Task prompt -> Using the string "JSON" as the key, pull each matching line out of the records below.
++++ Records shown ++++
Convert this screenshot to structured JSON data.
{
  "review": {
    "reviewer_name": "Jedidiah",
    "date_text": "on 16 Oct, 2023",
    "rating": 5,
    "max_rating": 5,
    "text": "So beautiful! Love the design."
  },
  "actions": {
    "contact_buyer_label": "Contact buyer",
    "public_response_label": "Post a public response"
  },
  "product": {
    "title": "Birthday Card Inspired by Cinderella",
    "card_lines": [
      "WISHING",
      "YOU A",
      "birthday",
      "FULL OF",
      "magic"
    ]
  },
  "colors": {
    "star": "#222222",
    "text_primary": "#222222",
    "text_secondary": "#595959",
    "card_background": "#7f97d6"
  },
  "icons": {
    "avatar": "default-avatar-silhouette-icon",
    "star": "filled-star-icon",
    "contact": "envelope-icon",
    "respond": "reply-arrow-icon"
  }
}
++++
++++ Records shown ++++
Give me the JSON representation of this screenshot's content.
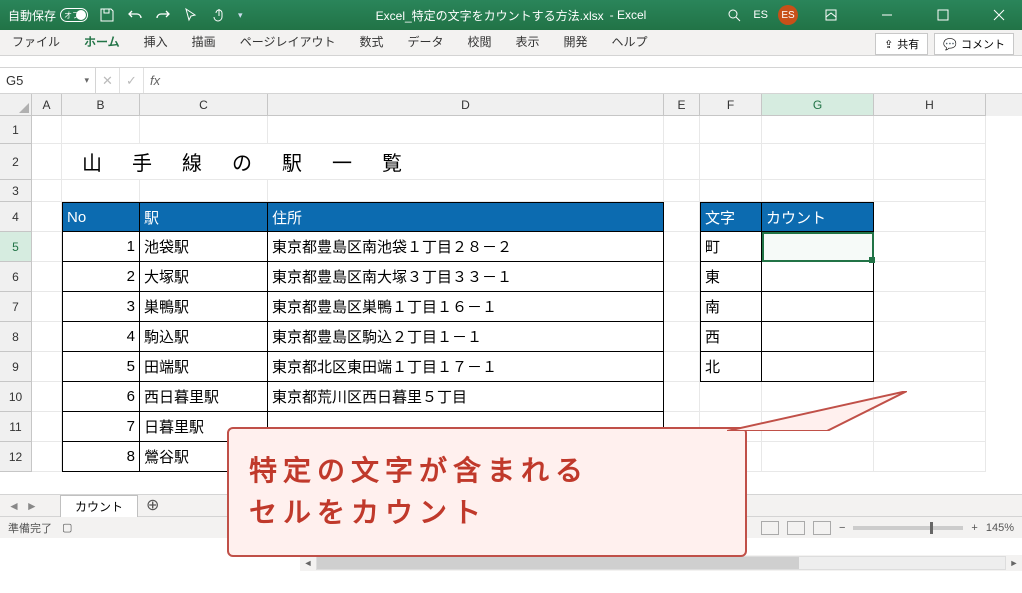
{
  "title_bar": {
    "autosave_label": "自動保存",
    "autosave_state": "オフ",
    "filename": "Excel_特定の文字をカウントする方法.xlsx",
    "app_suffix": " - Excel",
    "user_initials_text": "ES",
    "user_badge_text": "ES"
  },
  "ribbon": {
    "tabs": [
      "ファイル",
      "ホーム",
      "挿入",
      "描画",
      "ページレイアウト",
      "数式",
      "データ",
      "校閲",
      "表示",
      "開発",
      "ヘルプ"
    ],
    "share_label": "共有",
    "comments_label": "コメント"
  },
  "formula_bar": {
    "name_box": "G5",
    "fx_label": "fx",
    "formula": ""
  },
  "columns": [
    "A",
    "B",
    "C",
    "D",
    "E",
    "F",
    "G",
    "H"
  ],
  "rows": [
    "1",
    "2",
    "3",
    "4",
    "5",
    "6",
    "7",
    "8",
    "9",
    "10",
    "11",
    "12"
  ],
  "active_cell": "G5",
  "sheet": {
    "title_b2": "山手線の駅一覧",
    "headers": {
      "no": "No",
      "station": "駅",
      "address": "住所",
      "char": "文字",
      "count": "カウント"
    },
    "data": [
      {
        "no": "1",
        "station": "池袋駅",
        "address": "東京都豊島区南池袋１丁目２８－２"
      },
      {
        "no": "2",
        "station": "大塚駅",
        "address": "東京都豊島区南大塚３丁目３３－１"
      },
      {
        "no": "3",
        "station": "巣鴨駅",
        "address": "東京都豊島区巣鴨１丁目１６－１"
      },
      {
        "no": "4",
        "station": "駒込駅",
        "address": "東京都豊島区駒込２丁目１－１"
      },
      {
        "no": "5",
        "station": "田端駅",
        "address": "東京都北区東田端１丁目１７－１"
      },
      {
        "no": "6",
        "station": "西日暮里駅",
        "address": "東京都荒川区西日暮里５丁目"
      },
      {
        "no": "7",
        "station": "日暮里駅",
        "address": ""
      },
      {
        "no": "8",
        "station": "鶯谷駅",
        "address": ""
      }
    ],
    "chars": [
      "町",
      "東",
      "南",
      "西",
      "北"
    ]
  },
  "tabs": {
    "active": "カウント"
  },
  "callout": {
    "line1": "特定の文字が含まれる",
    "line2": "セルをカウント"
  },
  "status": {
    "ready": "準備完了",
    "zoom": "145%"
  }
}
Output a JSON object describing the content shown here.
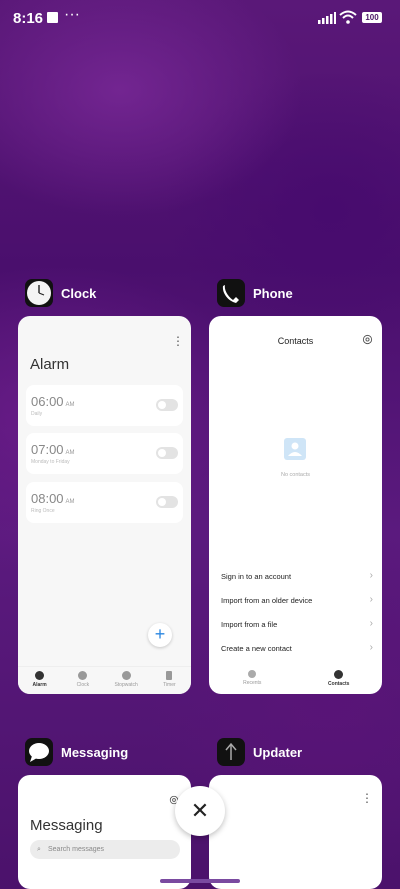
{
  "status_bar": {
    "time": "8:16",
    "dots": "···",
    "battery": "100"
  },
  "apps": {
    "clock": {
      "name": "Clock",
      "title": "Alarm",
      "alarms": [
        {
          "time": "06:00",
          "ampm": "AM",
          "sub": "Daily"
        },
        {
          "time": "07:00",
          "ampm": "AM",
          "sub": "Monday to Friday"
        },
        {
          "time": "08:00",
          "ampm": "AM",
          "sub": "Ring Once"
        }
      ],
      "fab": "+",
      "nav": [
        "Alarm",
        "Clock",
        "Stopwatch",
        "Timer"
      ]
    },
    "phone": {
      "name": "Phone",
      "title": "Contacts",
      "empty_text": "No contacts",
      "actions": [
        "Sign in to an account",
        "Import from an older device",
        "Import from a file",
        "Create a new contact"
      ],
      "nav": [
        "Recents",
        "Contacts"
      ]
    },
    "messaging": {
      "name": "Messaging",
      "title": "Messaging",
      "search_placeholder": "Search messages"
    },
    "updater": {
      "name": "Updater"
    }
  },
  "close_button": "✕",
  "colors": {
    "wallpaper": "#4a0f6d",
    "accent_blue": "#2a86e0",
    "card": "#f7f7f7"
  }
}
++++
Completed task ->
Convert this screenshot to structured JSON data.
Give me the JSON representation of this screenshot's content.
Output a JSON object describing the content shown here.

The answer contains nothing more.